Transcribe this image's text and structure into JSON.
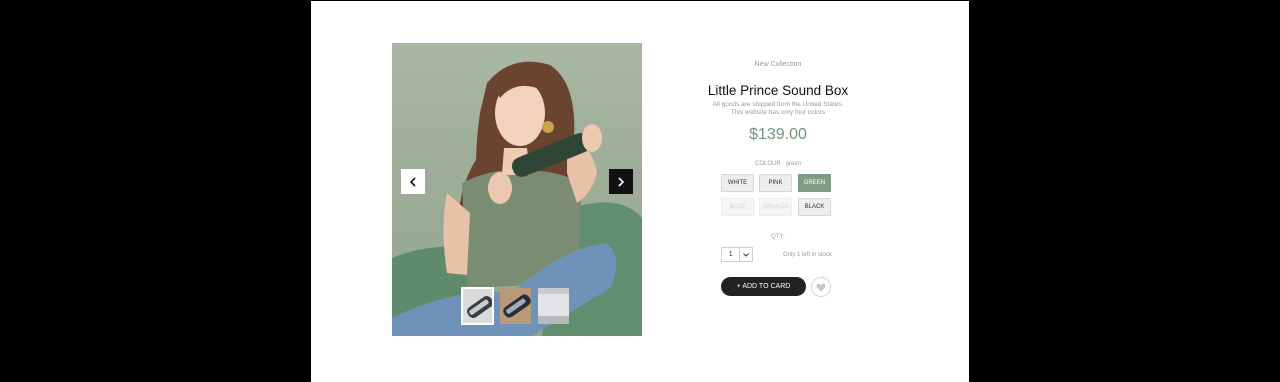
{
  "product": {
    "collection": "New Collection",
    "title": "Little Prince Sound Box",
    "desc_line1": "All goods are shipped from the United States.",
    "desc_line2": "This website has only four colors",
    "price": "$139.00",
    "colour_label": "COLOUR : green",
    "colours": [
      {
        "label": "WHITE",
        "state": "normal"
      },
      {
        "label": "PINK",
        "state": "normal"
      },
      {
        "label": "GREEN",
        "state": "selected"
      },
      {
        "label": "BLUE",
        "state": "disabled"
      },
      {
        "label": "ORANGE",
        "state": "disabled"
      },
      {
        "label": "BLACK",
        "state": "normal"
      }
    ],
    "qty_label": "QTY:",
    "qty_value": "1",
    "stock_text": "Only 1 left in stock",
    "add_label": "+ ADD TO CARD"
  },
  "gallery": {
    "icons": {
      "prev": "chevron-left-icon",
      "next": "chevron-right-icon",
      "wish": "heart-icon"
    },
    "thumbs_count": 3,
    "active_thumb": 1
  },
  "colors": {
    "accent": "#6d9679",
    "selected_swatch": "#7c9c84",
    "button": "#222222",
    "photo_background": "#a0b09a"
  }
}
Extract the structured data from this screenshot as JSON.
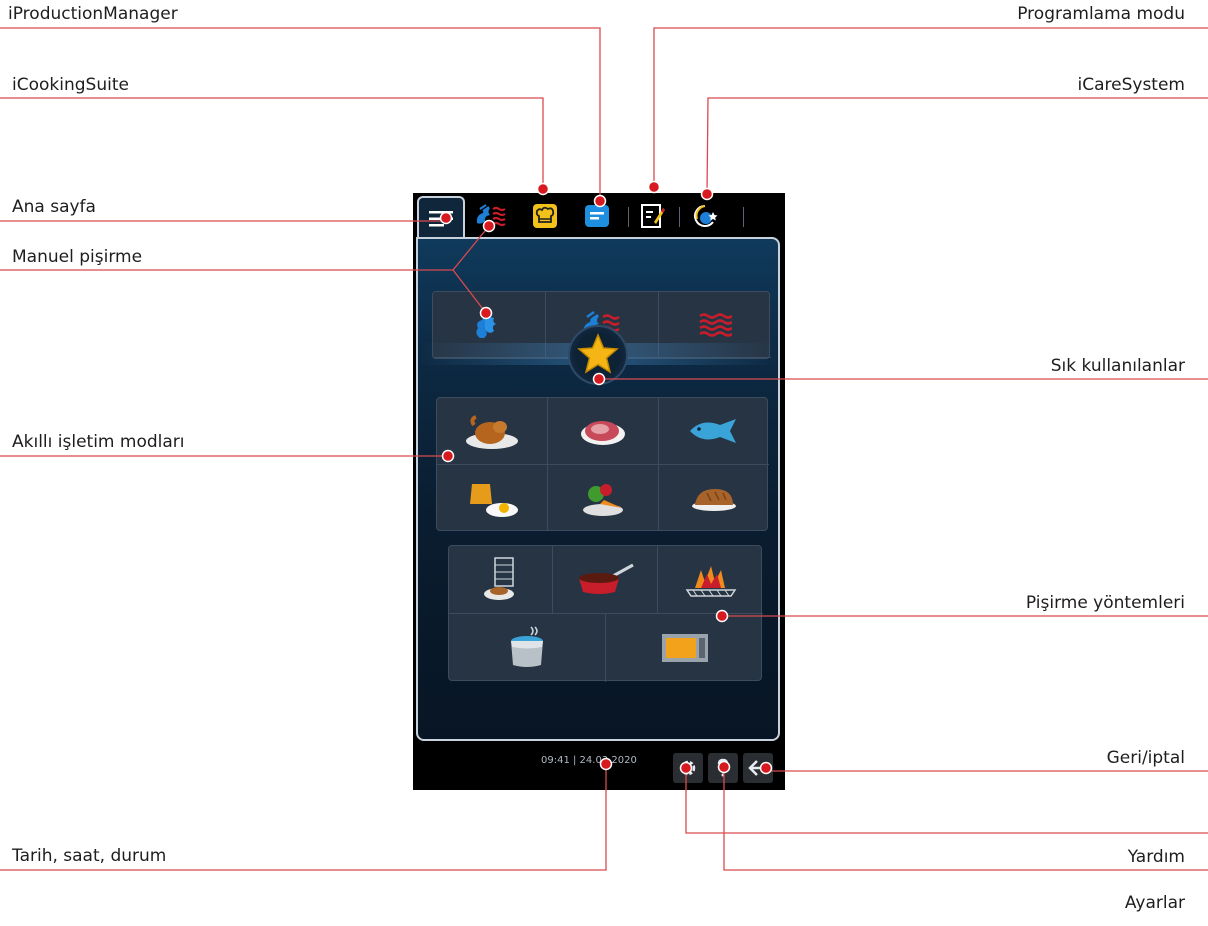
{
  "labels": {
    "iproduction_manager": "iProductionManager",
    "icooking_suite": "iCookingSuite",
    "ana_sayfa": "Ana sayfa",
    "manuel_pisirme": "Manuel pişirme",
    "akilli_isletim": "Akıllı işletim modları",
    "tarih_saat": "Tarih, saat, durum",
    "programlama_modu": "Programlama modu",
    "icare_system": "iCareSystem",
    "sik_kullanilanlar": "Sık kullanılanlar",
    "pisirme_yontemleri": "Pişirme yöntemleri",
    "geri_iptal": "Geri/iptal",
    "yardim": "Yardım",
    "ayarlar": "Ayarlar"
  },
  "device": {
    "clock": "09:41 | 24.03.2020",
    "tabs": [
      "home-menu-icon",
      "manual-cooking-icon",
      "icooking-suite-icon",
      "iproduction-manager-icon",
      "programming-mode-icon",
      "icare-system-icon"
    ],
    "manual_modes": [
      "steam-icon",
      "combi-steam-icon",
      "hot-air-icon"
    ],
    "intelligent_modes": [
      "poultry-icon",
      "meat-icon",
      "fish-icon",
      "egg-dishes-icon",
      "side-dishes-icon",
      "bakery-icon"
    ],
    "cooking_methods": [
      "finishing-icon",
      "pan-frying-icon",
      "grilling-icon",
      "boiling-pot-icon",
      "holding-cabinet-icon"
    ],
    "bottom_buttons": [
      "settings-icon",
      "help-icon",
      "back-icon"
    ]
  },
  "colors": {
    "callout_line": "#d94a4f",
    "callout_dot": "#d71920",
    "screen_bg": "#0d2a44",
    "tile": "#263444",
    "steam_blue": "#1e7fd6",
    "heat_red": "#c81d2a",
    "suite_yellow": "#f2c21b"
  }
}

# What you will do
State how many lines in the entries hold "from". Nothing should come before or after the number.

# Task response
2